_Data excerpts_.

+===+

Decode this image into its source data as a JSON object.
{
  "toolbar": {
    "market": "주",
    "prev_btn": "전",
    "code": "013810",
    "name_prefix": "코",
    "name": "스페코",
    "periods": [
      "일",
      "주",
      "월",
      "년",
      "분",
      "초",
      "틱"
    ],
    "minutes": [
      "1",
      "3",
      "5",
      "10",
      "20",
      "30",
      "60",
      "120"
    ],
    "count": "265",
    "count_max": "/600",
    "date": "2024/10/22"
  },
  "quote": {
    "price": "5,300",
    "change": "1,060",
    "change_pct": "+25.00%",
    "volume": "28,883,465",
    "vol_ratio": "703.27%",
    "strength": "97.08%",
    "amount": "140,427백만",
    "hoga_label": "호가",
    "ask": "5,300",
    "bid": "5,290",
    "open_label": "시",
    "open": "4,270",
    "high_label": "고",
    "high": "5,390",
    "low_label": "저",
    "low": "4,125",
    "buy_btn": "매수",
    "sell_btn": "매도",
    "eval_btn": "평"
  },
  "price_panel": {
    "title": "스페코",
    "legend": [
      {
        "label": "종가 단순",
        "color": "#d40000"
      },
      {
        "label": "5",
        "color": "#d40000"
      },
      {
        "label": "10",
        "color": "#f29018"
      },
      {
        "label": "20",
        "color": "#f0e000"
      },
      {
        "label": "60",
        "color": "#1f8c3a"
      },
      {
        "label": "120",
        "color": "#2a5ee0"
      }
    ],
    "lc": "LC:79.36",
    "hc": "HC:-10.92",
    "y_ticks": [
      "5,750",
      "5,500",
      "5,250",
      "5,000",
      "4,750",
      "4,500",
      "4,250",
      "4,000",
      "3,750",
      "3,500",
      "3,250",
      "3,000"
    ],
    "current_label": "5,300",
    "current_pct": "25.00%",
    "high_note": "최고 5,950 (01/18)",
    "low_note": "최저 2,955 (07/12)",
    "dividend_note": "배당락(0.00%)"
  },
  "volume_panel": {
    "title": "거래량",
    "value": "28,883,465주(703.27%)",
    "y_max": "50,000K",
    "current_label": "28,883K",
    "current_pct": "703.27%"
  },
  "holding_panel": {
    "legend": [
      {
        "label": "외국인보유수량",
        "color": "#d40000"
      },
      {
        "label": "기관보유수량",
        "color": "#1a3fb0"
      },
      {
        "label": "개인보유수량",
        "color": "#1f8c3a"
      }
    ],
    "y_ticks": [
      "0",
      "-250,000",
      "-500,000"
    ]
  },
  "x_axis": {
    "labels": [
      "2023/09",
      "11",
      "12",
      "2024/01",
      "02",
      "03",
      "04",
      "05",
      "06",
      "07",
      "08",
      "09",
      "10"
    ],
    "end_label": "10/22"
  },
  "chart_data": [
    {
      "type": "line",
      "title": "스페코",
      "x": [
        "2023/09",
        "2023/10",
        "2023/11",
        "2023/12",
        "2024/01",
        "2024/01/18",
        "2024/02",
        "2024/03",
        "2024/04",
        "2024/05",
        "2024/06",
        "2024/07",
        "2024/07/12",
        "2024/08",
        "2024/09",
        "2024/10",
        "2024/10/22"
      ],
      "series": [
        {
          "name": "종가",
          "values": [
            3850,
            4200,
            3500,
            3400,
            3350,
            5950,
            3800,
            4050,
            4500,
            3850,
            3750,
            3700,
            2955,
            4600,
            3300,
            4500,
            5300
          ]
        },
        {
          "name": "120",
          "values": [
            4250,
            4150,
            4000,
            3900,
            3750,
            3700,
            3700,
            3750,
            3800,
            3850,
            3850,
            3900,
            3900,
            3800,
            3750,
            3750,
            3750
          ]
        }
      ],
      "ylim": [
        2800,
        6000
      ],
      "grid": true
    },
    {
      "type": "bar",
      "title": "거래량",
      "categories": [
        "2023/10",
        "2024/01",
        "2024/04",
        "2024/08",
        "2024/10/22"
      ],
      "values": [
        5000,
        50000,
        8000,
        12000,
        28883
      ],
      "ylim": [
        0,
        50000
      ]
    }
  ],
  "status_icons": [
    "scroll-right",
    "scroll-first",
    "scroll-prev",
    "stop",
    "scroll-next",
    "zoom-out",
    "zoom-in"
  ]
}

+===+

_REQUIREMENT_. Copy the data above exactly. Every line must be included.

_SOLVED PROBLEM_.
Decode this image into its source data as a JSON object.
{
  "toolbar": {
    "market": "주",
    "prev_btn": "전",
    "code": "013810",
    "name_prefix": "코",
    "name": "스페코",
    "periods": [
      "일",
      "주",
      "월",
      "년",
      "분",
      "초",
      "틱"
    ],
    "minutes": [
      "1",
      "3",
      "5",
      "10",
      "20",
      "30",
      "60",
      "120"
    ],
    "count": "265",
    "count_max": "/600",
    "date": "2024/10/22"
  },
  "quote": {
    "price": "5,300",
    "change": "1,060",
    "change_pct": "+25.00%",
    "volume": "28,883,465",
    "vol_ratio": "703.27%",
    "strength": "97.08%",
    "amount": "140,427백만",
    "hoga_label": "호가",
    "ask": "5,300",
    "bid": "5,290",
    "open_label": "시",
    "open": "4,270",
    "high_label": "고",
    "high": "5,390",
    "low_label": "저",
    "low": "4,125",
    "buy_btn": "매수",
    "sell_btn": "매도",
    "eval_btn": "평"
  },
  "price_panel": {
    "title": "스페코",
    "legend": [
      {
        "label": "종가 단순",
        "color": "#d40000"
      },
      {
        "label": "5",
        "color": "#d40000"
      },
      {
        "label": "10",
        "color": "#f29018"
      },
      {
        "label": "20",
        "color": "#f0e000"
      },
      {
        "label": "60",
        "color": "#1f8c3a"
      },
      {
        "label": "120",
        "color": "#2a5ee0"
      }
    ],
    "lc": "LC:79.36",
    "hc": "HC:-10.92",
    "y_ticks": [
      "5,750",
      "5,500",
      "5,250",
      "5,000",
      "4,750",
      "4,500",
      "4,250",
      "4,000",
      "3,750",
      "3,500",
      "3,250",
      "3,000"
    ],
    "current_label": "5,300",
    "current_pct": "25.00%",
    "high_note": "최고 5,950 (01/18)",
    "low_note": "최저 2,955 (07/12)",
    "dividend_note": "배당락(0.00%)"
  },
  "volume_panel": {
    "title": "거래량",
    "value": "28,883,465주(703.27%)",
    "y_max": "50,000K",
    "current_label": "28,883K",
    "current_pct": "703.27%"
  },
  "holding_panel": {
    "legend": [
      {
        "label": "외국인보유수량",
        "color": "#d40000"
      },
      {
        "label": "기관보유수량",
        "color": "#1a3fb0"
      },
      {
        "label": "개인보유수량",
        "color": "#1f8c3a"
      }
    ],
    "y_ticks": [
      "0",
      "-250,000",
      "-500,000"
    ]
  },
  "x_axis": {
    "labels": [
      "2023/09",
      "11",
      "12",
      "2024/01",
      "02",
      "03",
      "04",
      "05",
      "06",
      "07",
      "08",
      "09",
      "10"
    ],
    "end_label": "10/22"
  },
  "chart_data": [
    {
      "type": "line",
      "title": "스페코",
      "x": [
        "2023/09",
        "2023/10",
        "2023/11",
        "2023/12",
        "2024/01",
        "2024/01/18",
        "2024/02",
        "2024/03",
        "2024/04",
        "2024/05",
        "2024/06",
        "2024/07",
        "2024/07/12",
        "2024/08",
        "2024/09",
        "2024/10",
        "2024/10/22"
      ],
      "series": [
        {
          "name": "종가",
          "values": [
            3850,
            4200,
            3500,
            3400,
            3350,
            5950,
            3800,
            4050,
            4500,
            3850,
            3750,
            3700,
            2955,
            4600,
            3300,
            4500,
            5300
          ]
        },
        {
          "name": "120",
          "values": [
            4250,
            4150,
            4000,
            3900,
            3750,
            3700,
            3700,
            3750,
            3800,
            3850,
            3850,
            3900,
            3900,
            3800,
            3750,
            3750,
            3750
          ]
        }
      ],
      "ylim": [
        2800,
        6000
      ],
      "grid": true
    },
    {
      "type": "bar",
      "title": "거래량",
      "categories": [
        "2023/10",
        "2024/01",
        "2024/04",
        "2024/08",
        "2024/10/22"
      ],
      "values": [
        5000,
        50000,
        8000,
        12000,
        28883
      ],
      "ylim": [
        0,
        50000
      ]
    }
  ],
  "status_icons": [
    "scroll-right",
    "scroll-first",
    "scroll-prev",
    "stop",
    "scroll-next",
    "zoom-out",
    "zoom-in"
  ]
}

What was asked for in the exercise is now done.